---- Material for this exercise

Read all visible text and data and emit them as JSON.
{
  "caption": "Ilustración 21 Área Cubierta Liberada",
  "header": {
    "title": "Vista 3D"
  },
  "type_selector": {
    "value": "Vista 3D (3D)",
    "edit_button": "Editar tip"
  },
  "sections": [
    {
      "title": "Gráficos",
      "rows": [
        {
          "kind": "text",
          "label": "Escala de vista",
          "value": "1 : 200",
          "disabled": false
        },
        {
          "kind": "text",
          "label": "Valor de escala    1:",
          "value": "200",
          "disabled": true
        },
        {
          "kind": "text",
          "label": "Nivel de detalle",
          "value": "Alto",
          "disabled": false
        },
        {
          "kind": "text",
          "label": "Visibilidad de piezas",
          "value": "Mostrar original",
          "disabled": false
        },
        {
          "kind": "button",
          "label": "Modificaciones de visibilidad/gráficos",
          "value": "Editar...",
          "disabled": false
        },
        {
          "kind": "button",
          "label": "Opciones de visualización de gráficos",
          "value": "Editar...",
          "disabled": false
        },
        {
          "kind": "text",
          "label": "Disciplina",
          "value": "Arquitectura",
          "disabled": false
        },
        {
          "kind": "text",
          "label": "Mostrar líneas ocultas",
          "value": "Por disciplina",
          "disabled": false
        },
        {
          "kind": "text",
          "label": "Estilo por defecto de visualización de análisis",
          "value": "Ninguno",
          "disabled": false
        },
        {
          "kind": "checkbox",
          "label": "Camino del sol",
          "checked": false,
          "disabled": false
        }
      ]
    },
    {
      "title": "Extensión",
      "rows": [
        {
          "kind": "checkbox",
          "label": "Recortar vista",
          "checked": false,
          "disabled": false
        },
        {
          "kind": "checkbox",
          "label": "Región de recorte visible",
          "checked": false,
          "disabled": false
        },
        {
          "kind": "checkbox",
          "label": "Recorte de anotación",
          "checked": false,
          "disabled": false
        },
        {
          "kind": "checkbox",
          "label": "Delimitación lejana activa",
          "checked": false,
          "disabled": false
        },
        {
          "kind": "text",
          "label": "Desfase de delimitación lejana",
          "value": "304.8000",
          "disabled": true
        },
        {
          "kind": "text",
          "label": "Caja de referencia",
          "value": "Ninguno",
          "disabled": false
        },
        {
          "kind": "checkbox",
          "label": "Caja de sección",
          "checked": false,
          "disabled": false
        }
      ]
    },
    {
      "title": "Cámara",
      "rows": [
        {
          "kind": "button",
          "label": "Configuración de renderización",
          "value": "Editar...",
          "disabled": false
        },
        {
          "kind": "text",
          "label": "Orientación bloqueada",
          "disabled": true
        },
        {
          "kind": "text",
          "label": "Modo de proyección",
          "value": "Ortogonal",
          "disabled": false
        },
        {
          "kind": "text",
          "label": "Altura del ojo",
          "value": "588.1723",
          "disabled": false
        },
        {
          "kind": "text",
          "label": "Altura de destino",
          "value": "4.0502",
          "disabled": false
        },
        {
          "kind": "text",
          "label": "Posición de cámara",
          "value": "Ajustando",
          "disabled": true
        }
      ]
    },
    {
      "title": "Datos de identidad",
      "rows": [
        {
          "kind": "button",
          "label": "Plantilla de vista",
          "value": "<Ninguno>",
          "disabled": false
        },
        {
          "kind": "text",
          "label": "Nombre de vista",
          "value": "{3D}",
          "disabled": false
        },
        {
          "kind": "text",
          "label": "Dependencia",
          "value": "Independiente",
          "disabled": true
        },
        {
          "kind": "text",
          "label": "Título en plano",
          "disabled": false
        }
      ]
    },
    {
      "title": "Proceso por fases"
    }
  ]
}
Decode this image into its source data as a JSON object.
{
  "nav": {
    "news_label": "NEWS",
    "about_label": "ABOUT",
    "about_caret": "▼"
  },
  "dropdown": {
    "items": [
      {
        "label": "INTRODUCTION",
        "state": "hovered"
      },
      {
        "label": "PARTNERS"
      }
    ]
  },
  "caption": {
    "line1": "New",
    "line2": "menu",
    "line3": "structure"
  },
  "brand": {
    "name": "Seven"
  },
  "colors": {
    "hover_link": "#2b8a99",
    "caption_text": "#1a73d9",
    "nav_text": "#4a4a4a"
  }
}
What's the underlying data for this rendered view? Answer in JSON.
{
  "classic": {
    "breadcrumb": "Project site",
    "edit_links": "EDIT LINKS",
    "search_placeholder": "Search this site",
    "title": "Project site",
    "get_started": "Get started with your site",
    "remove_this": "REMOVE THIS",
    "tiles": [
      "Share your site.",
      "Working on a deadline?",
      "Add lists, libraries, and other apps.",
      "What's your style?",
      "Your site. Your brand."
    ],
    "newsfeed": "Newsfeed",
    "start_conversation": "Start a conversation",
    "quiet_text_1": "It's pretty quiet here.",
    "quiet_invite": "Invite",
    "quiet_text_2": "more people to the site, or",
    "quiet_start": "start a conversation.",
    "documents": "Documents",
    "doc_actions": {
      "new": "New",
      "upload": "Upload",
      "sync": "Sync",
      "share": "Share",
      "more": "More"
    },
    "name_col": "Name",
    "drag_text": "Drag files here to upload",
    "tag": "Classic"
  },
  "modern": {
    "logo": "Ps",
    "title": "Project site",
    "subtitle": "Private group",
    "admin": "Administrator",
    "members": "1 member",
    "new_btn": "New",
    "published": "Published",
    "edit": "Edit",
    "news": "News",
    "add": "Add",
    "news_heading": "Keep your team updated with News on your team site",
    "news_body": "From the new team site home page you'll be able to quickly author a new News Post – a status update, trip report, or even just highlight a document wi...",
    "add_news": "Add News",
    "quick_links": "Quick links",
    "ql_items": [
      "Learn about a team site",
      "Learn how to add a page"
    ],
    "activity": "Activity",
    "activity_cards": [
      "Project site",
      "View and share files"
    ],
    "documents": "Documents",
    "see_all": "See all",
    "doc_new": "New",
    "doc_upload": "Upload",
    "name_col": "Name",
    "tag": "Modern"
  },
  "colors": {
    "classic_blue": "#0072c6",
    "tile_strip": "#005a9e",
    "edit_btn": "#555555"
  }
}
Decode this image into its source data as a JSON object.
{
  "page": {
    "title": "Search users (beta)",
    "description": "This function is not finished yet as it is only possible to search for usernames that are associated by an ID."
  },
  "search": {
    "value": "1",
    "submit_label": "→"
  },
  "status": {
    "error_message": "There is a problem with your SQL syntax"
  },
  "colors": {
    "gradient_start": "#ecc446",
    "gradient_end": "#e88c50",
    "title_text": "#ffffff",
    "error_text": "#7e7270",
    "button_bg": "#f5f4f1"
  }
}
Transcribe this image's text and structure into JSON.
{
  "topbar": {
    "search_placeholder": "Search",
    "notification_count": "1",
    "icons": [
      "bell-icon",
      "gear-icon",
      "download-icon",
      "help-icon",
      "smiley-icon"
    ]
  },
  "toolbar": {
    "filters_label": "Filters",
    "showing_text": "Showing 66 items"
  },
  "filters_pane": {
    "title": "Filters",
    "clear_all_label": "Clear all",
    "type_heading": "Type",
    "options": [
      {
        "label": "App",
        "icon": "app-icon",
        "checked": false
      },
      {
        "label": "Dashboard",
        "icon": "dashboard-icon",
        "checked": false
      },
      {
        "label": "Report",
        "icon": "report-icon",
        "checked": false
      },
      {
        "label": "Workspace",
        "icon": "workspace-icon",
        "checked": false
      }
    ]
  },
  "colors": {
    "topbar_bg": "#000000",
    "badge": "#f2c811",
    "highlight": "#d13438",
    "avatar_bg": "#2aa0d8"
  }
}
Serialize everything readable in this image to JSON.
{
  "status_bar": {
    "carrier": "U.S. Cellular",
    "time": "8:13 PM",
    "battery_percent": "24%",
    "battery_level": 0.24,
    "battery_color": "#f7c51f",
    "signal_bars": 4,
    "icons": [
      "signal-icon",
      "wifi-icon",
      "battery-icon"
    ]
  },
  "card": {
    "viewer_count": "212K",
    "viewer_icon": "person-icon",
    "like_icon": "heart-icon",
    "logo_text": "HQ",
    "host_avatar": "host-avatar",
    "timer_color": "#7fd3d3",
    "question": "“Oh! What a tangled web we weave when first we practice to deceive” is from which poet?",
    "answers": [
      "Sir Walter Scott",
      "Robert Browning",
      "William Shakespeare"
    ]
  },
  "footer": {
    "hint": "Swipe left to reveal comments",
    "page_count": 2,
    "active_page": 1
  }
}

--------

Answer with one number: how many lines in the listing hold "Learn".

Finished exercise
2